Powerline Monitoring

Remote ice detection by printed resonator arrays for rotor blades of wind power plants#

© Fraunhofer ENAS
Reflected signal at different ice thickness.
© Fraunhofer ENAS
Simulation model.
© Fraunhofer ENAS
Experiments of passive sensor.

Remotely accessible ice detectors applied in rotor blades of wind power plants can help to reduce downtime, especially in cold regions or in cold winter months. If ice accretion occurs, the wind power plant has to be shutdown to avoid ice throw, operational hazards and to prevent noise. Currently, precautionary shutting down the wind power plant is controlled by weather stations on the towers, if conditions let assume ice accretion. It may also occur in situations without real ice accretion and reduces the operator’s profit. Therefore, sensor systems detecting ice accretion directly on the blades are highly desirable. Current sensor concepts comprise active sensors that require wiring for power or data transfer. Cables as well as their connections must be integrated into the blades. A passive sensor with remote read-out reduces the integration efforts significantly leading to further proliferation of ice detectors and wind power plants and hence, increases global power output.


The sensor approach for ice accretion recognition on rotor blades comprises of a periodical two-dimensional grid of passive resonators made of planar conductors. They are integrated into the blade (a fiber-reinforced structure) close to the surface to provide the sensor functionality. The resonance frequency and the quality factor of the resonators depend on the permittivity of the materials wherein the electromagnetic fields extend. Numerical 3D full-wave simulations using CST Microwave Studio have shown that an ice capping on the resonator causes a shift of the resonance frequency toward lower values. Ice has much higher permittivity than the air that flows over the blades usually. The resonators are able to detect the difference, even when they are located a few millimeters below the blade’s surface. Applying reflection measurement using microwaves to determine detuning of the resonator enables remote operation.


For the fabrication of the sensor, technologies are used that can be easily adopted by the common fabrication processes of the blades. The first step in sensor fabrication is realizing the conductive patterns of the resonators. Gravure printing with silver ink on large rolls of coated PET foils is applied to achieve low-cost and large-scale production. After printing the resonators, sintering is necessary to get conductive surfaces. In the second step the printed resonators are integrated into the fiber-reinforced plastic using vacuum infusion technique. Cross-bonded glass fiber layers are placed on the printed foil and get impregnated with epoxy resin.
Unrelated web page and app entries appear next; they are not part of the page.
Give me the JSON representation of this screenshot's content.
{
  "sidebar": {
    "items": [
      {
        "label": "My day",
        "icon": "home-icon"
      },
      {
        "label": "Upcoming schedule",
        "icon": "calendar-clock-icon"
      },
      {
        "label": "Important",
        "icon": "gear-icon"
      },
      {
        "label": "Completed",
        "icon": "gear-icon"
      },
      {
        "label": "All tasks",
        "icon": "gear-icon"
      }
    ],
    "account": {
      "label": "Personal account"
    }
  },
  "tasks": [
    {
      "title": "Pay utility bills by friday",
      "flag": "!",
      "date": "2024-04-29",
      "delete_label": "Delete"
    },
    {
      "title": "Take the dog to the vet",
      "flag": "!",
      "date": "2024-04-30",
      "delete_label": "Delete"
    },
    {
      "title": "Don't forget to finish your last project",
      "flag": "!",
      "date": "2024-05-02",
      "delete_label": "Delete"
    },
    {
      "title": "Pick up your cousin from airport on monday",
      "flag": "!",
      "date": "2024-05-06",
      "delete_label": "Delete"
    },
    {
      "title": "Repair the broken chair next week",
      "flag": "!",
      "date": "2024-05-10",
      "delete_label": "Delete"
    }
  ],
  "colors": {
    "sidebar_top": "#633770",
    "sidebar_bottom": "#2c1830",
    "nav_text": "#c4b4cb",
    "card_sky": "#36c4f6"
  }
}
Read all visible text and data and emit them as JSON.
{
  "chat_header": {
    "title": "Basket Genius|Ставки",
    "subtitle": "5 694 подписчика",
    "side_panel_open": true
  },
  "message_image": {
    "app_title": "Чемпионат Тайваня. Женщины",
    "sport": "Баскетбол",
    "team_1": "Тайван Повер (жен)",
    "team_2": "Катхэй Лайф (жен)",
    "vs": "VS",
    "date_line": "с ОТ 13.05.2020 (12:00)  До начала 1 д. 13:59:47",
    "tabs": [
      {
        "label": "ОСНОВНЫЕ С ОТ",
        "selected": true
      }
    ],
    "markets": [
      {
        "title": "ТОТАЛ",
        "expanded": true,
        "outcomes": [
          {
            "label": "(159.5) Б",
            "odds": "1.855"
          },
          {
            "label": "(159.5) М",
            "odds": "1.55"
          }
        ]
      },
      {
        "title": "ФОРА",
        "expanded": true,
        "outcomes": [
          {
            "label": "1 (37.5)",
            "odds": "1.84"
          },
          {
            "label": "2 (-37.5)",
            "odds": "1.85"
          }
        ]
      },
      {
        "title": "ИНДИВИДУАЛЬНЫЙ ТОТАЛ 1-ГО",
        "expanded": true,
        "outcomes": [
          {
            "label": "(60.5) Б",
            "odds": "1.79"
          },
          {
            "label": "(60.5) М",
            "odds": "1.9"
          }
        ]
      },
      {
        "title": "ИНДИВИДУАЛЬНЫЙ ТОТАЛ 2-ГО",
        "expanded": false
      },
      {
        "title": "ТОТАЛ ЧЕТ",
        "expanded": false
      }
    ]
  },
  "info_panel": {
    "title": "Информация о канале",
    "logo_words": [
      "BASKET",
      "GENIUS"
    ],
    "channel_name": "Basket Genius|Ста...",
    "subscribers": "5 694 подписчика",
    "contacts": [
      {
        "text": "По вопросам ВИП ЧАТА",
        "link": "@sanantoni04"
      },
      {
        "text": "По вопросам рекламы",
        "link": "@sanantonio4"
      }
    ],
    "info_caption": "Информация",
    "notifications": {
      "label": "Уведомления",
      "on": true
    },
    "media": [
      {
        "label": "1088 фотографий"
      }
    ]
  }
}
After a drying period of 24 hours (under vacuum), a compact piece of glass fiber-reinforced plastic with the integrated sensor is available.


The passive sensor demonstrated the detection of ice accretion in first experiments. Wherein, ice layers with increasing thickness were generated. The necessary lab-equipment comprises two horn antennas connected to a network analyzer. The antennas point both to the resonators; one stimulates the resonators the other collects the reflected signal. The network analyzer displays the variations of the reflection behavior in case of increasing ice accretion.


The performed measurements show a shift of the resonance peak with strong correlation to ice accretion. Therefore, the presented sensor approach including its fabrication shows the generation of sensitive functions. This enables the fabrication of smart lightweight structures with integrated sensor functionalities without using sensitive electronic components and wiring within the lightweight structures of a rotor blade.



This work was performed within the Federal Cluster of Excellence EXC 1075 “MERGE Technologies for Multifunctional Lightweight Structures” and supported by the German Research Foundation (DFG). Financial support is gratefully acknowledged.

Also a special thanks is due to the employees of the Center for Microtechnologies (ZfM), the Institute for Printing and Media Technology and the Institute of Lightweight Structures of TU Chemnitz for their efforts and their support.

© Fraunhofer ENAS
Photograph of the fabricated and integrated resonator array.